▶ _DATA RECORDS_:
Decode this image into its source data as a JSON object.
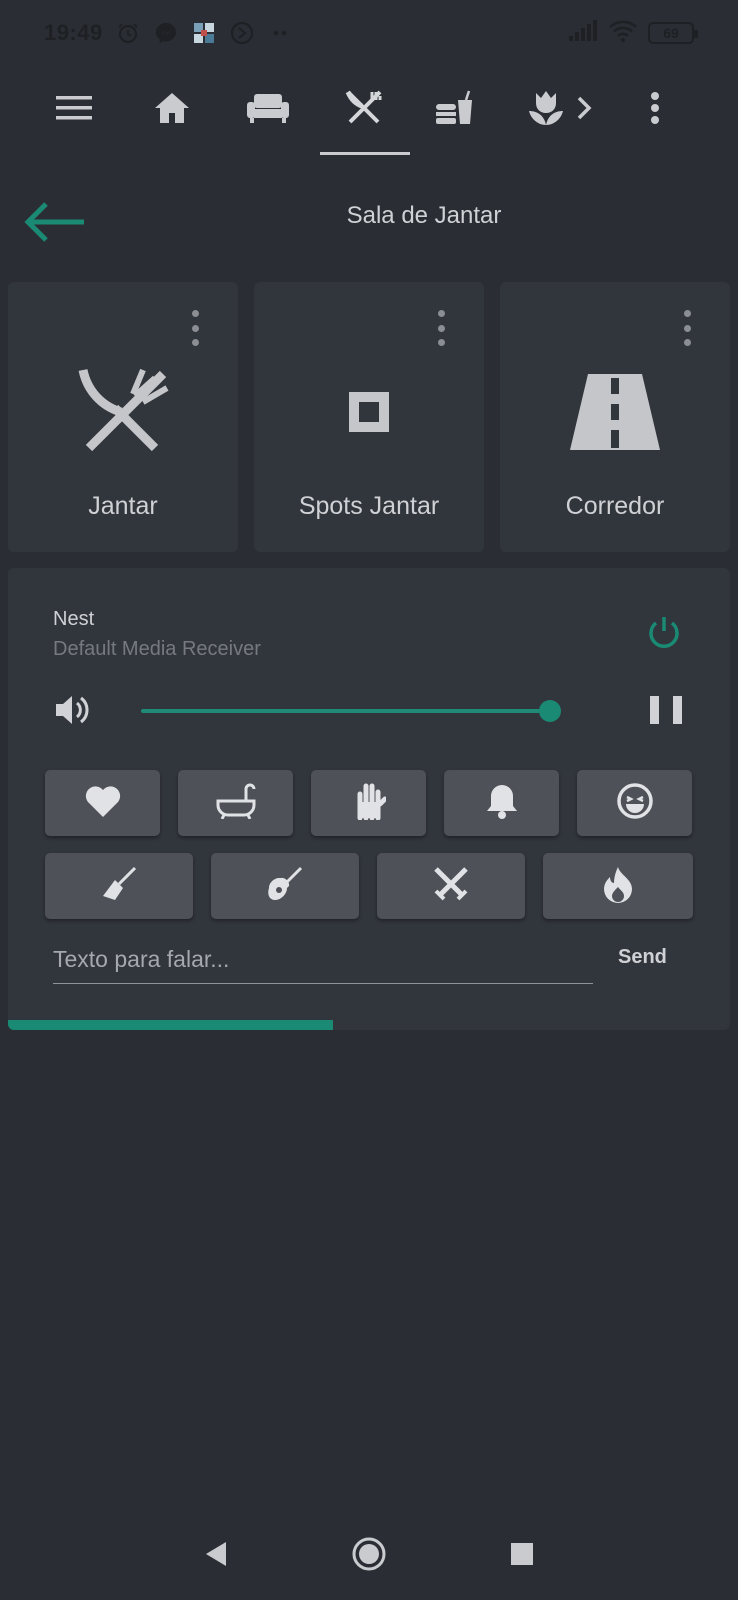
{
  "status_bar": {
    "time": "19:49",
    "battery": "69",
    "icons": [
      "alarm-icon",
      "messenger-icon",
      "app-icon",
      "sync-icon",
      "dots-icon",
      "signal-icon",
      "wifi-icon"
    ]
  },
  "tabs": [
    {
      "name": "menu-icon"
    },
    {
      "name": "home-icon"
    },
    {
      "name": "sofa-icon"
    },
    {
      "name": "silverware-icon",
      "active": true
    },
    {
      "name": "food-drink-icon"
    },
    {
      "name": "flower-icon"
    },
    {
      "name": "chevron-right-icon"
    },
    {
      "name": "more-vertical-icon"
    }
  ],
  "header": {
    "title": "Sala de Jantar"
  },
  "cards": [
    {
      "label": "Jantar",
      "icon": "silverware-icon"
    },
    {
      "label": "Spots Jantar",
      "icon": "square-outline-icon"
    },
    {
      "label": "Corredor",
      "icon": "road-icon"
    }
  ],
  "media": {
    "name": "Nest",
    "subtitle": "Default Media Receiver",
    "volume": 1.0,
    "quick_buttons_row1": [
      "heart-icon",
      "bathtub-icon",
      "hand-icon",
      "bell-icon",
      "smile-icon"
    ],
    "quick_buttons_row2": [
      "broom-icon",
      "guitar-icon",
      "swords-icon",
      "fire-icon"
    ],
    "tts_placeholder": "Texto para falar...",
    "send_label": "Send",
    "progress": 0.45
  },
  "colors": {
    "background": "#2a2d34",
    "card": "#31353c",
    "accent": "#1a8a74",
    "quick_button": "#4e5157"
  }
}
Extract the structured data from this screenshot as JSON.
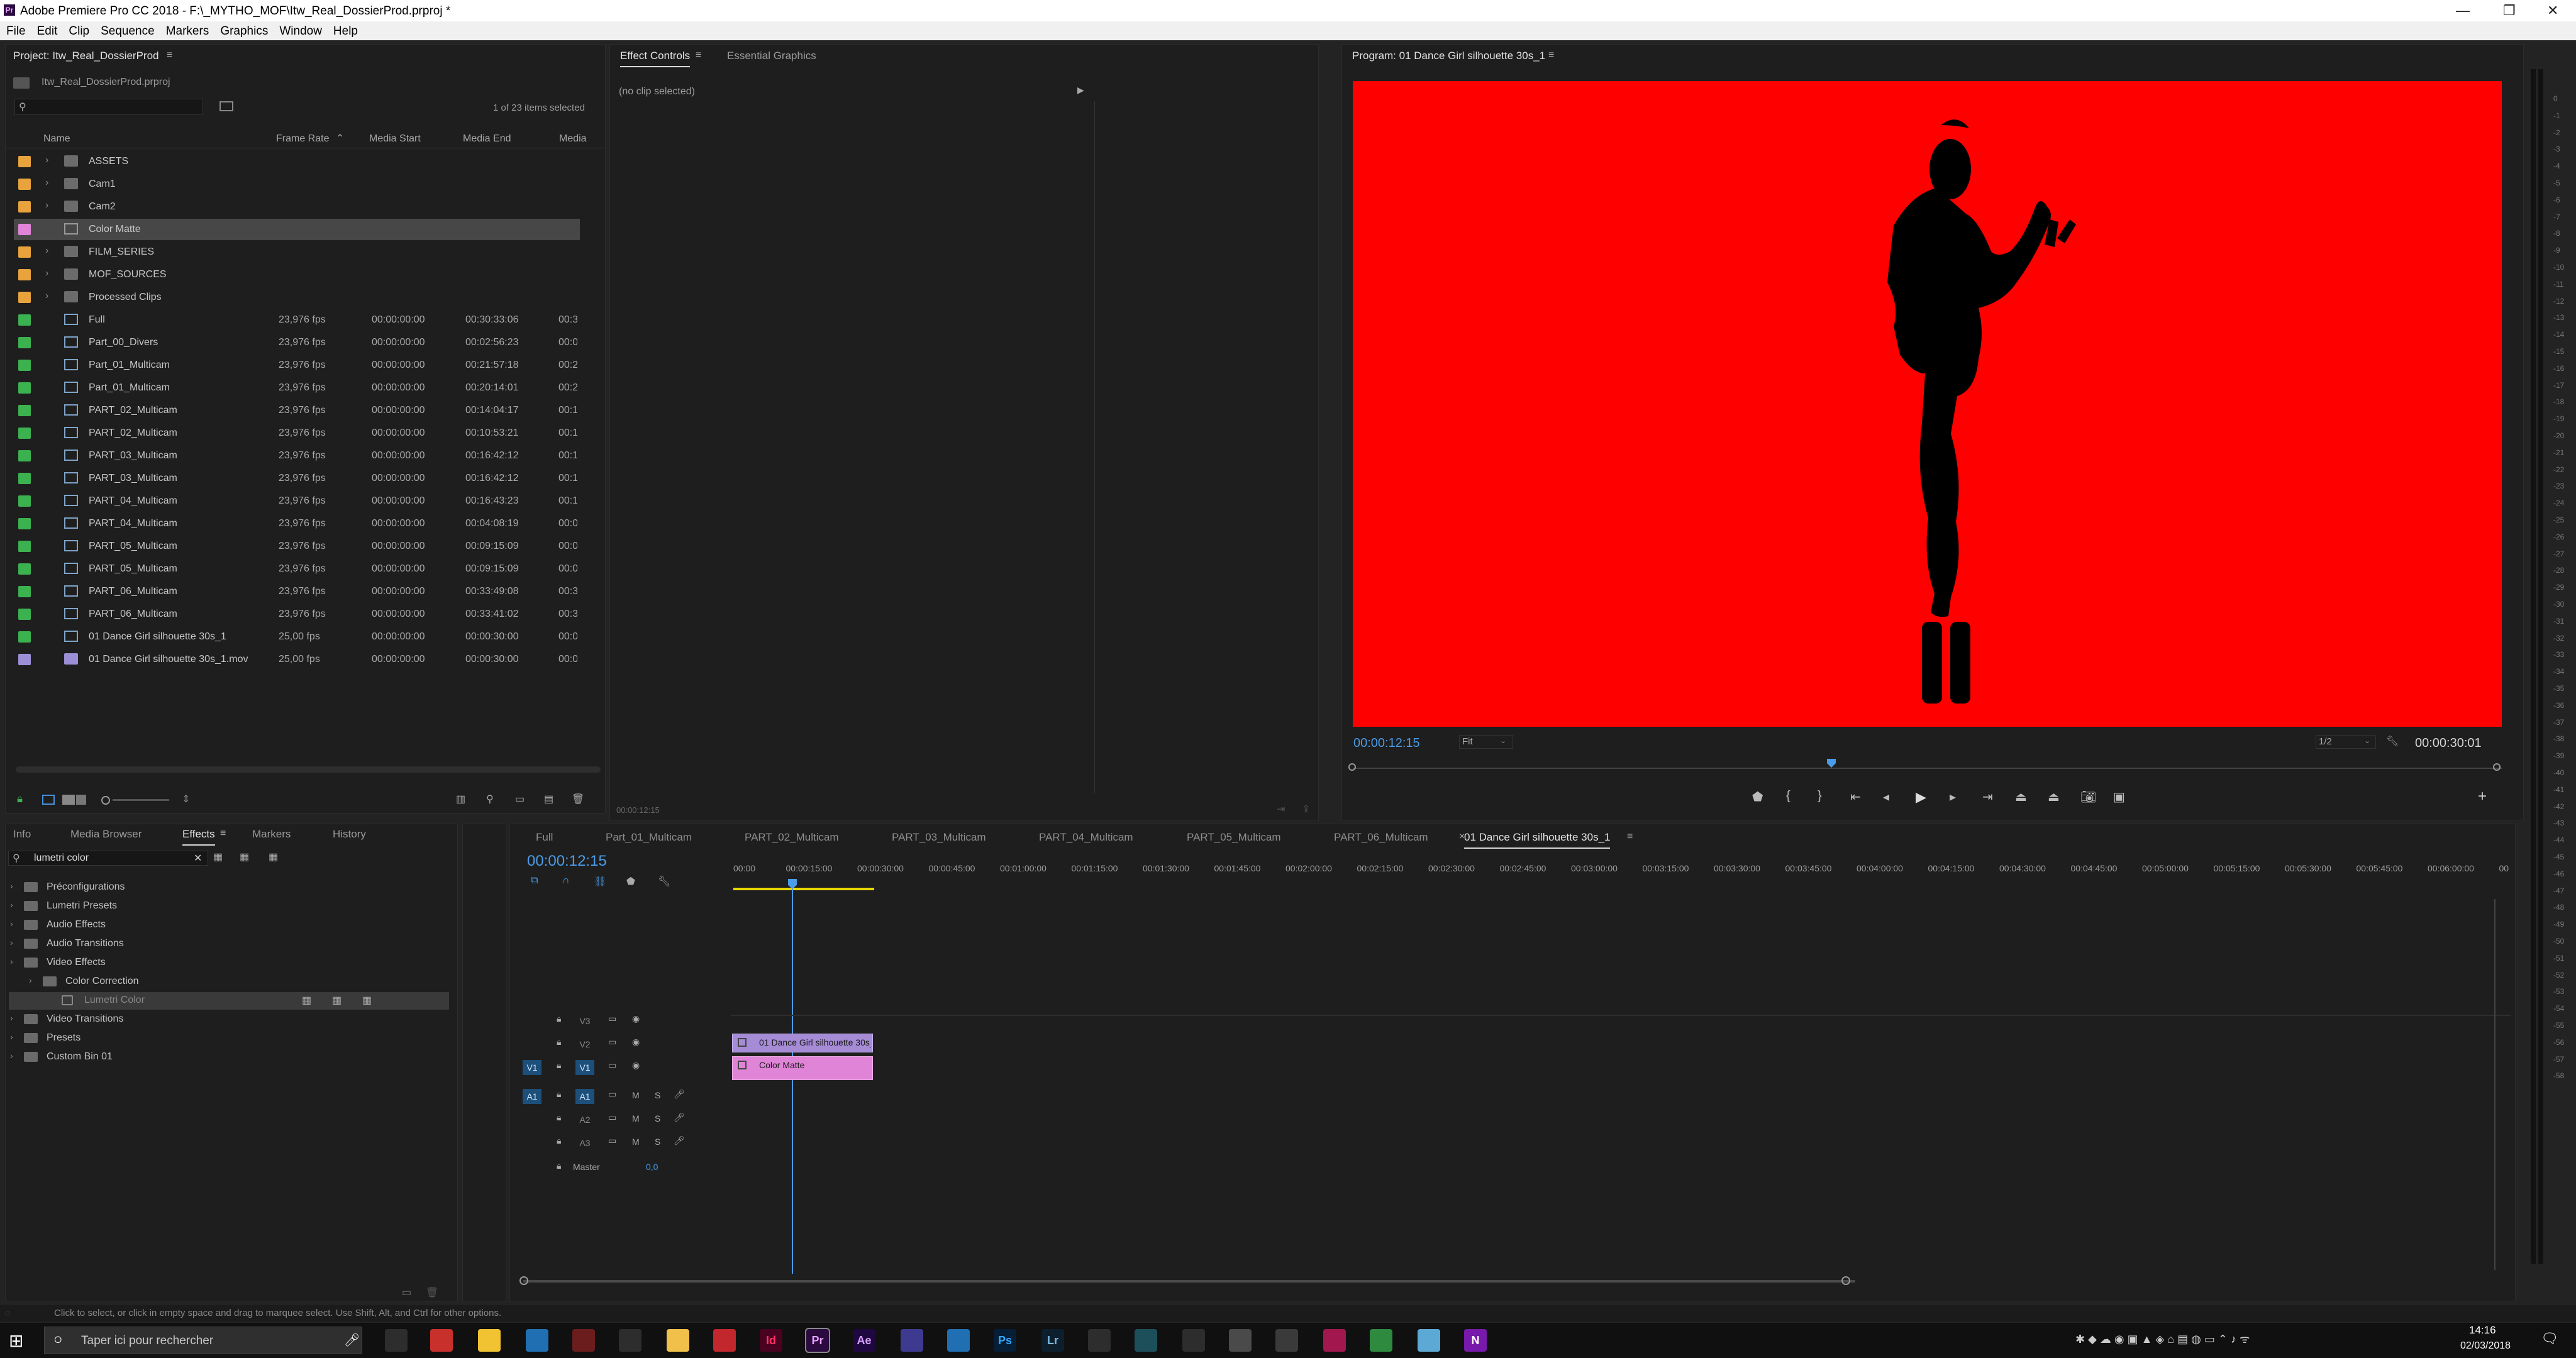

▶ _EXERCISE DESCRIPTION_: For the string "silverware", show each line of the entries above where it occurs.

▶ _TASK ANSWER_:
      "name": "silverware-icon",
      "icon": "silverware-icon"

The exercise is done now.